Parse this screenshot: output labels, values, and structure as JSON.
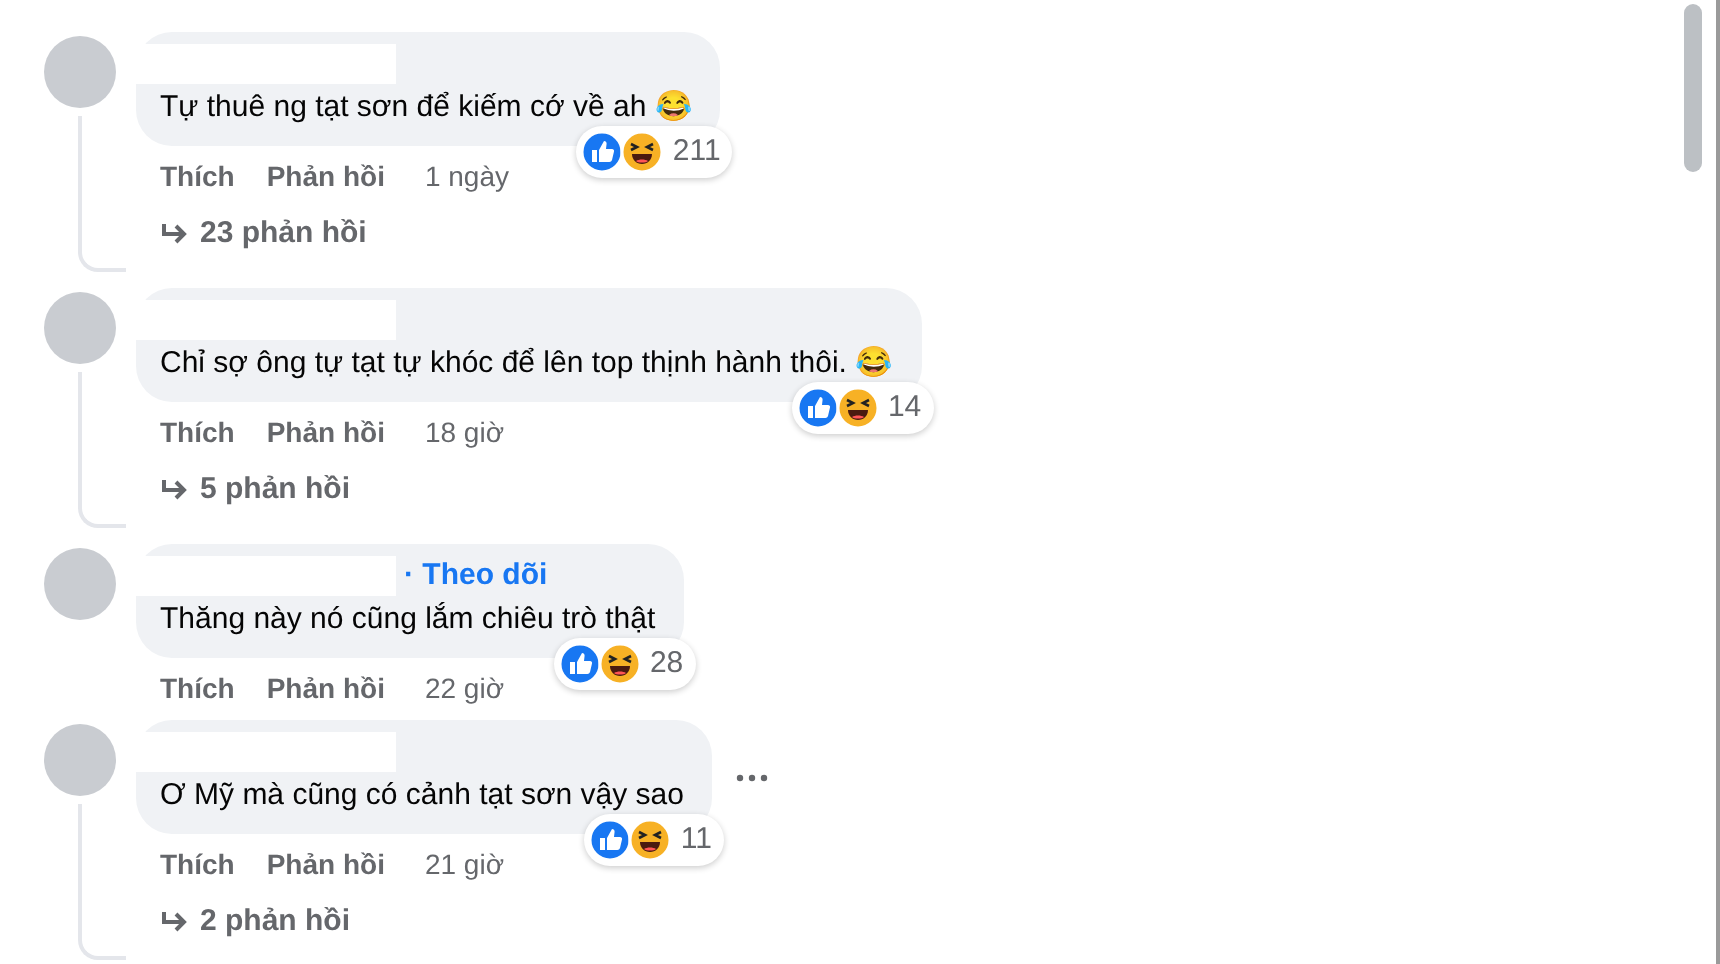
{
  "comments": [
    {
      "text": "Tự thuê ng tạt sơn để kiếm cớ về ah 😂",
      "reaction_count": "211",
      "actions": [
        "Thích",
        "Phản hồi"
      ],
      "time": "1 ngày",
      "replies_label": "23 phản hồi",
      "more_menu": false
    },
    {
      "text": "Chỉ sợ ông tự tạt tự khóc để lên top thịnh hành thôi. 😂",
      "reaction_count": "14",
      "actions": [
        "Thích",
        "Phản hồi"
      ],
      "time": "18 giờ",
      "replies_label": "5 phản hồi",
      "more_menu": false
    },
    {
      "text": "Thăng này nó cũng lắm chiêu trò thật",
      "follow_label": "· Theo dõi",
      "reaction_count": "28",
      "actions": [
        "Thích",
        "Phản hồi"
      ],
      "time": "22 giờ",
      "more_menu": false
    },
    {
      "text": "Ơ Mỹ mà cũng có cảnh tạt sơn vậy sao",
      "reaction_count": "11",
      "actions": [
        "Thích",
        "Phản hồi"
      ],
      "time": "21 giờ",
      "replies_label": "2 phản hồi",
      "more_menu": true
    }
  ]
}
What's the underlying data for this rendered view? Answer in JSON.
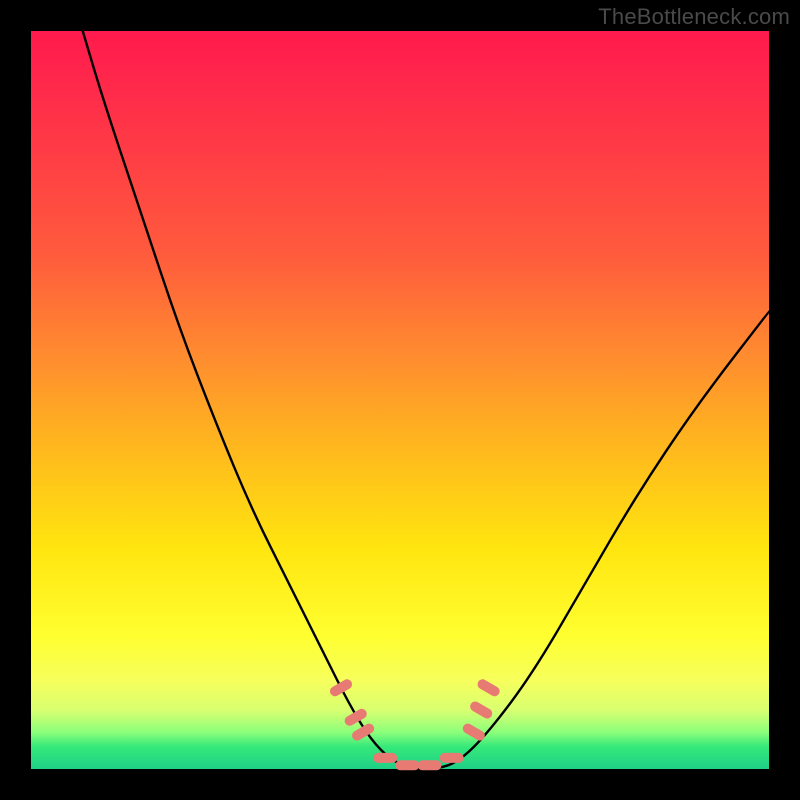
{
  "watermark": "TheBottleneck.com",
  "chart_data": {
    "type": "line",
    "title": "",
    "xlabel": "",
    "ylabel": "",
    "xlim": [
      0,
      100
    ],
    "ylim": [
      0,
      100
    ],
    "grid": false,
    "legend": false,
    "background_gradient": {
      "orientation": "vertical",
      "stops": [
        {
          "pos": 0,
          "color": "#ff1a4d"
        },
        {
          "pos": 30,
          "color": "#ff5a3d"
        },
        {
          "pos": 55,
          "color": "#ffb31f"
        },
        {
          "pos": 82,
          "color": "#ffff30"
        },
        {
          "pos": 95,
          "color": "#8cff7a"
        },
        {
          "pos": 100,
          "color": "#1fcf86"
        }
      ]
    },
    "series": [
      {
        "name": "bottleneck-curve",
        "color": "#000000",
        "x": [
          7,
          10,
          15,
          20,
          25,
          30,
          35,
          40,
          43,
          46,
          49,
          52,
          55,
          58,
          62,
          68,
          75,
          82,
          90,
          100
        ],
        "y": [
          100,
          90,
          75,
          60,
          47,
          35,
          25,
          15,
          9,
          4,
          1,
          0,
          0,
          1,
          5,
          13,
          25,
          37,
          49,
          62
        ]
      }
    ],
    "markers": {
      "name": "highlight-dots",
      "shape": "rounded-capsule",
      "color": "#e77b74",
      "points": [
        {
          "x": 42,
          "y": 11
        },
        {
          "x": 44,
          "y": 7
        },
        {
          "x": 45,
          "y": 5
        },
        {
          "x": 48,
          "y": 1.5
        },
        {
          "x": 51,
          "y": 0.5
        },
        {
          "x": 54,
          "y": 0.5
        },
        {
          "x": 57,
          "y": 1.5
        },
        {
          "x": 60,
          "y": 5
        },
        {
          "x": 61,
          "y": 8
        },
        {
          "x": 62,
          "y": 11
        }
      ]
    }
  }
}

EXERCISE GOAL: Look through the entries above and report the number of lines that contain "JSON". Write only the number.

RESULT OF THIS TASK: 2